It’s easy to get caught up in the whirlwind of buying a new home, but choose carefully – you may still live there for years to come and it’s important that your home stands the test of time for your family…
OK, so you fancy buying a spanking new build or maybe you already have? Possibly, you’ve sold an older property and made the switch or you are first time buyers that have taken advantage of the government’s Help to Buy scheme? It’s a brilliant option that helps give you a leg-up onto the property ladder. You can find plenty of details online, via mortgage brokers and house builders etc, of course you can source great information via this very magazine and associated website too.
If you have already made the jump or you are still considering, one of the questions often asked is, ‘How can we make our new home look more individual and stand out from the crowd?’
It’s true, most new housing estates are built on a set design and footprint and therefore the properties can look like a flock of sheep grazing in a field. If you’ve ever parked in a huge car park and then struggled to find the car on your return then it’s a bit like that during the early days of living in your new home – they all look the same to begin with.
There are many benefits to buying a brand new home, but sometimes this fresh new space can lack a little soul. A little bit of forward thinking however, means you can get certain things right for the future from the get-go. Firstly, consider the location and the space your property will physically occupy, by following these top tips:
Get to know the area
If you’re unfamiliar with the postcode the property is being built upon, make plenty of visits. Morning, noon and night. Get a good feel for the area. Shops, schools, public services etc. Listen out for noise from nearby roads and neighbourhoods. It’s a good excuse to visit the local too; landlords and ladies seem to know all the gossip. Speak to an insurance company as to the area category, High, medium or low risk? It all adds up and therefore, makes sense. It’s an extra tool in your decision-making arsenal.
Consider the car
What is the parking like at your potential new home? Usually, the average is two cars per property off the road. So what if you’ve got family living with you who drive too? If you’ve managed to bag a much sought after corner plot or you have a lawned area in front of the house you can possibly lay that to hard standing to allow for extra vehicles in future. Otherwise, check for on-road parking availability and how wide your new road is and whether there are any parking restrictions, permits etc.
Future proofing your new home
Where possible, look to ‘future proof’ your property. Nobody truly loves moving house every few years and over time you realise just how much furniture and clutter you collect, that’s all got to be shipped out too one way or another when you move? If you’re thinking of planning for a family then remember, as your family grows so does your need for more space. Maybe you see your first move as just getting a foothold on the property ladder – but if not my advice would be to look for potential to extend in the future. Maybe over the garage or potential to convert the garage itself into a living space, or how about a loft conversion? A good loft conversion can put upwards of 20% on the value of your property too. Of course, any works to be carried out will be subject to planning applications and permissions with the relevant authorities. Currently, the government has a ‘permitted development’ scheme in operation where within a certain size you can build without the requirement of an official planning application. However, you will need to apply for ‘building regulations’. You can check all the information on the government planning portal via your local office or online at www.gov.uk

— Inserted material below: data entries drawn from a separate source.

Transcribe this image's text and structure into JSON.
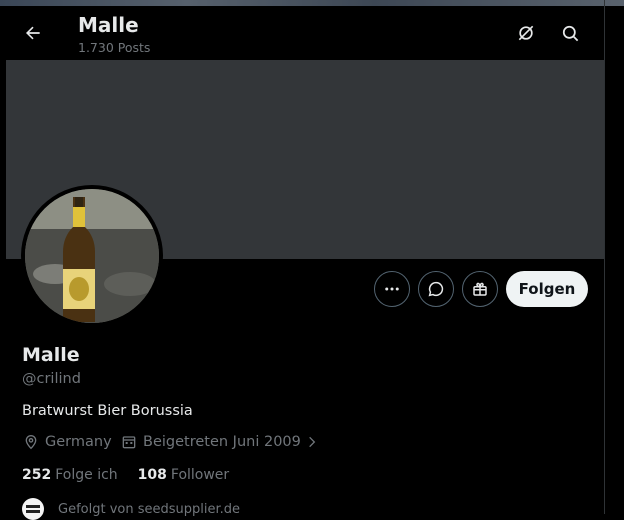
{
  "header": {
    "title": "Malle",
    "post_count": "1.730 Posts"
  },
  "profile": {
    "display_name": "Malle",
    "handle": "@crilind",
    "bio": "Bratwurst Bier Borussia",
    "location": "Germany",
    "joined": "Beigetreten Juni 2009",
    "following_count": "252",
    "following_label": "Folge ich",
    "followers_count": "108",
    "followers_label": "Follower",
    "followed_by": "Gefolgt von seedsupplier.de"
  },
  "actions": {
    "follow_label": "Folgen"
  },
  "icons": [
    "back-arrow-icon",
    "grok-icon",
    "search-icon",
    "more-icon",
    "message-icon",
    "gift-icon",
    "location-icon",
    "calendar-icon",
    "chevron-right-icon"
  ],
  "colors": {
    "background": "#000000",
    "banner": "#333639",
    "text_primary": "#e7e9ea",
    "text_secondary": "#71767b",
    "follow_button_bg": "#eff3f4"
  }
}
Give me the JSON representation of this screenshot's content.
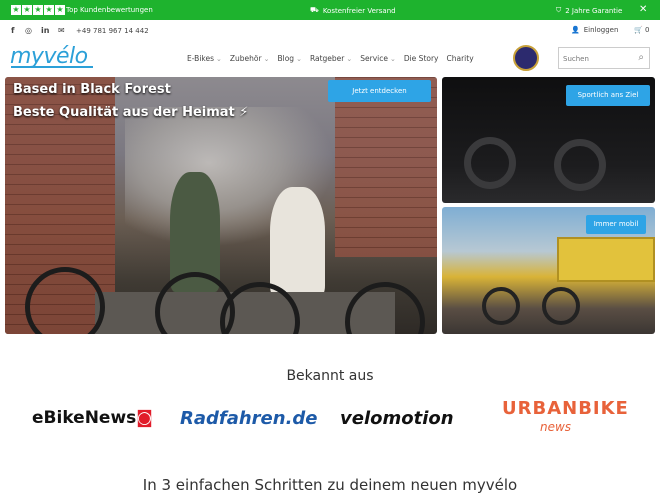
{
  "topbar": {
    "reviews": "Top Kundenbewertungen",
    "shipping": "Kostenfreier Versand",
    "warranty": "2 Jahre Garantie",
    "bg_color": "#1eb32e"
  },
  "contact": {
    "phone": "+49 781 967 14 442",
    "login": "Einloggen",
    "cart_count": "0"
  },
  "logo": "myvélo",
  "nav": {
    "items": [
      "E-Bikes",
      "Zubehör",
      "Blog",
      "Ratgeber",
      "Service",
      "Die Story",
      "Charity"
    ]
  },
  "search": {
    "placeholder": "Suchen"
  },
  "hero": {
    "line1": "Based in Black Forest",
    "line2": "Beste Qualität aus der Heimat ⚡",
    "cta": "Jetzt entdecken"
  },
  "side1": {
    "cta": "Sportlich ans Ziel"
  },
  "side2": {
    "cta": "Immer mobil"
  },
  "press": {
    "heading": "Bekannt aus",
    "logos": [
      "eBikeNews",
      "Radfahren.de",
      "velomotion",
      "URBANBIKE",
      "news"
    ]
  },
  "steps_heading": "In 3 einfachen Schritten zu deinem neuen myvélo",
  "accent_color": "#2ea4e6"
}
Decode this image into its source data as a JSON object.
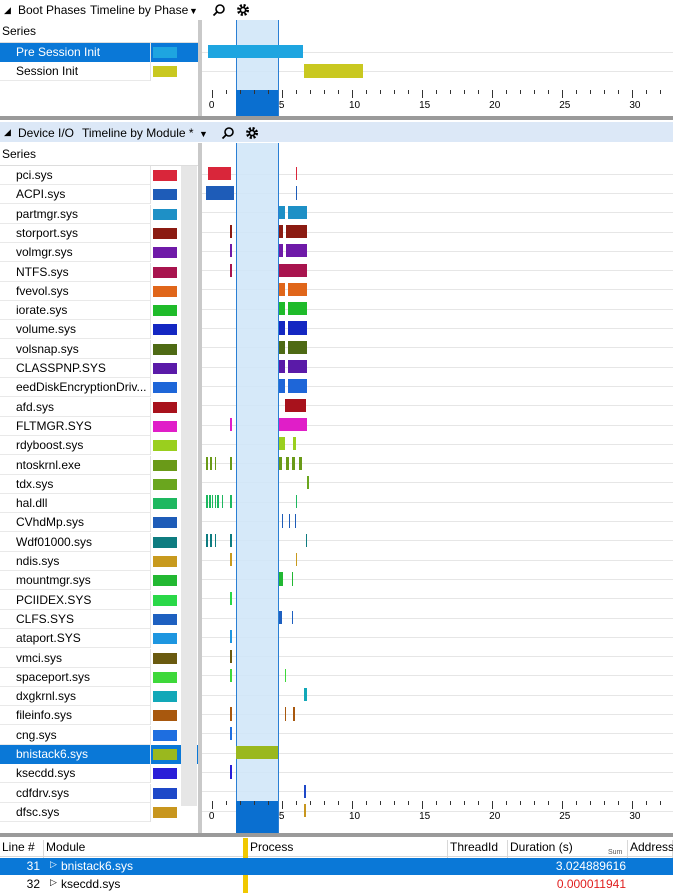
{
  "top_panel": {
    "title": "Boot Phases",
    "view": "Timeline by Phase",
    "series_header": "Series",
    "series": [
      {
        "label": "Pre Session Init",
        "color": "#1ea5e0",
        "selected": true
      },
      {
        "label": "Session Init",
        "color": "#c9c820",
        "selected": false
      }
    ],
    "bars": [
      {
        "series": 0,
        "start": -0.3,
        "end": 6.5
      },
      {
        "series": 1,
        "start": 6.6,
        "end": 10.8
      }
    ]
  },
  "axis": {
    "min": -0.7,
    "max": 32.9,
    "tick_labels": [
      "0",
      "5",
      "10",
      "15",
      "20",
      "25",
      "30"
    ]
  },
  "selection": {
    "start": 1.7,
    "end": 4.7
  },
  "bottom_panel": {
    "title": "Device I/O",
    "view": "Timeline by Module *",
    "series_header": "Series",
    "series": [
      {
        "label": "pci.sys",
        "color": "#d9263a"
      },
      {
        "label": "ACPI.sys",
        "color": "#1e5cb8"
      },
      {
        "label": "partmgr.sys",
        "color": "#1e90c6"
      },
      {
        "label": "storport.sys",
        "color": "#8b1b12"
      },
      {
        "label": "volmgr.sys",
        "color": "#6f1aa8"
      },
      {
        "label": "NTFS.sys",
        "color": "#a8144e"
      },
      {
        "label": "fvevol.sys",
        "color": "#e0661a"
      },
      {
        "label": "iorate.sys",
        "color": "#1fbb2a"
      },
      {
        "label": "volume.sys",
        "color": "#1427c2"
      },
      {
        "label": "volsnap.sys",
        "color": "#4e6a14"
      },
      {
        "label": "CLASSPNP.SYS",
        "color": "#5a1aa8"
      },
      {
        "label": "eedDiskEncryptionDriv...",
        "color": "#1e66d8"
      },
      {
        "label": "afd.sys",
        "color": "#a8121c"
      },
      {
        "label": "FLTMGR.SYS",
        "color": "#e01ec8"
      },
      {
        "label": "rdyboost.sys",
        "color": "#9acf1e"
      },
      {
        "label": "ntoskrnl.exe",
        "color": "#6a9a18"
      },
      {
        "label": "tdx.sys",
        "color": "#6aa61e"
      },
      {
        "label": "hal.dll",
        "color": "#1eb860"
      },
      {
        "label": "CVhdMp.sys",
        "color": "#1e5cb8"
      },
      {
        "label": "Wdf01000.sys",
        "color": "#0e7c80"
      },
      {
        "label": "ndis.sys",
        "color": "#c89a1e"
      },
      {
        "label": "mountmgr.sys",
        "color": "#22b832"
      },
      {
        "label": "PCIIDEX.SYS",
        "color": "#2ad848"
      },
      {
        "label": "CLFS.SYS",
        "color": "#1e60c0"
      },
      {
        "label": "ataport.SYS",
        "color": "#1e96e0"
      },
      {
        "label": "vmci.sys",
        "color": "#6a5a10"
      },
      {
        "label": "spaceport.sys",
        "color": "#3ed83a"
      },
      {
        "label": "dxgkrnl.sys",
        "color": "#12a8b8"
      },
      {
        "label": "fileinfo.sys",
        "color": "#a8580e"
      },
      {
        "label": "cng.sys",
        "color": "#1e6ee0"
      },
      {
        "label": "bnistack6.sys",
        "color": "#9ab81e",
        "selected": true
      },
      {
        "label": "ksecdd.sys",
        "color": "#2a1ed8"
      },
      {
        "label": "cdfdrv.sys",
        "color": "#1e48c8"
      },
      {
        "label": "dfsc.sys",
        "color": "#c8961e"
      }
    ],
    "bars": [
      [
        [
          -0.3,
          1.4
        ],
        [
          6.0,
          6.1
        ]
      ],
      [
        [
          -0.4,
          1.6
        ],
        [
          6.0,
          6.1
        ]
      ],
      [
        [
          4.8,
          5.2
        ],
        [
          5.4,
          6.8
        ]
      ],
      [
        [
          1.3,
          1.4
        ],
        [
          4.8,
          5.1
        ],
        [
          5.3,
          6.8
        ]
      ],
      [
        [
          1.3,
          1.4
        ],
        [
          4.8,
          5.1
        ],
        [
          5.3,
          6.8
        ]
      ],
      [
        [
          1.3,
          1.4
        ],
        [
          4.8,
          6.8
        ]
      ],
      [
        [
          4.8,
          5.2
        ],
        [
          5.4,
          6.8
        ]
      ],
      [
        [
          4.8,
          5.2
        ],
        [
          5.4,
          6.8
        ]
      ],
      [
        [
          4.8,
          5.2
        ],
        [
          5.4,
          6.8
        ]
      ],
      [
        [
          4.8,
          5.2
        ],
        [
          5.4,
          6.8
        ]
      ],
      [
        [
          4.8,
          5.2
        ],
        [
          5.4,
          6.8
        ]
      ],
      [
        [
          4.8,
          5.2
        ],
        [
          5.4,
          6.8
        ]
      ],
      [
        [
          5.2,
          6.7
        ]
      ],
      [
        [
          1.3,
          1.4
        ],
        [
          4.8,
          6.8
        ]
      ],
      [
        [
          4.8,
          5.2
        ],
        [
          5.8,
          6.0
        ]
      ],
      [
        [
          -0.4,
          -0.3
        ],
        [
          -0.1,
          0.0
        ],
        [
          0.2,
          0.3
        ],
        [
          1.3,
          1.4
        ],
        [
          4.8,
          5.0
        ],
        [
          5.3,
          5.5
        ],
        [
          5.7,
          5.9
        ],
        [
          6.2,
          6.4
        ]
      ],
      [
        [
          6.8,
          6.9
        ]
      ],
      [
        [
          -0.4,
          -0.3
        ],
        [
          -0.2,
          -0.1
        ],
        [
          0.0,
          0.1
        ],
        [
          0.2,
          0.3
        ],
        [
          0.4,
          0.5
        ],
        [
          0.7,
          0.8
        ],
        [
          1.3,
          1.4
        ],
        [
          6.0,
          6.1
        ]
      ],
      [
        [
          5.0,
          5.1
        ],
        [
          5.5,
          5.6
        ],
        [
          5.9,
          6.0
        ]
      ],
      [
        [
          -0.4,
          -0.3
        ],
        [
          -0.1,
          0.0
        ],
        [
          0.2,
          0.3
        ],
        [
          1.3,
          1.4
        ],
        [
          6.7,
          6.8
        ]
      ],
      [
        [
          1.3,
          1.4
        ],
        [
          6.0,
          6.1
        ]
      ],
      [
        [
          4.8,
          5.1
        ],
        [
          5.7,
          5.8
        ]
      ],
      [
        [
          1.3,
          1.4
        ]
      ],
      [
        [
          4.8,
          5.0
        ],
        [
          5.7,
          5.8
        ]
      ],
      [
        [
          1.3,
          1.4
        ]
      ],
      [
        [
          1.3,
          1.4
        ]
      ],
      [
        [
          1.3,
          1.4
        ],
        [
          5.2,
          5.3
        ]
      ],
      [
        [
          6.6,
          6.8
        ]
      ],
      [
        [
          1.3,
          1.4
        ],
        [
          5.2,
          5.3
        ],
        [
          5.8,
          5.9
        ]
      ],
      [
        [
          1.3,
          1.4
        ]
      ],
      [
        [
          1.7,
          4.7
        ]
      ],
      [
        [
          1.3,
          1.4
        ]
      ],
      [
        [
          6.6,
          6.7
        ]
      ],
      [
        [
          6.6,
          6.7
        ]
      ]
    ]
  },
  "table": {
    "columns": [
      "Line #",
      "Module",
      "Process",
      "ThreadId",
      "Duration (s)",
      "Address"
    ],
    "duration_sub": "Sum",
    "rows": [
      {
        "line": "31",
        "module": "bnistack6.sys",
        "process": "",
        "thread": "",
        "duration": "3.024889616",
        "selected": true
      },
      {
        "line": "32",
        "module": "ksecdd.sys",
        "process": "",
        "thread": "",
        "duration": "0.000011941",
        "selected": false
      }
    ]
  }
}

For example, under this current rule you are permitted to convert a loft space up to 40m3 for a terraced, and up to 50m3 for a semi or detached property without the need for a planning application. Having said that, you will need a competent person to draw up plans and possibly a structural engineers report for strengthening the floor joists and safe access to the new living space etc, and check with the housebuilders to see if their conditions need to be met. Good luck!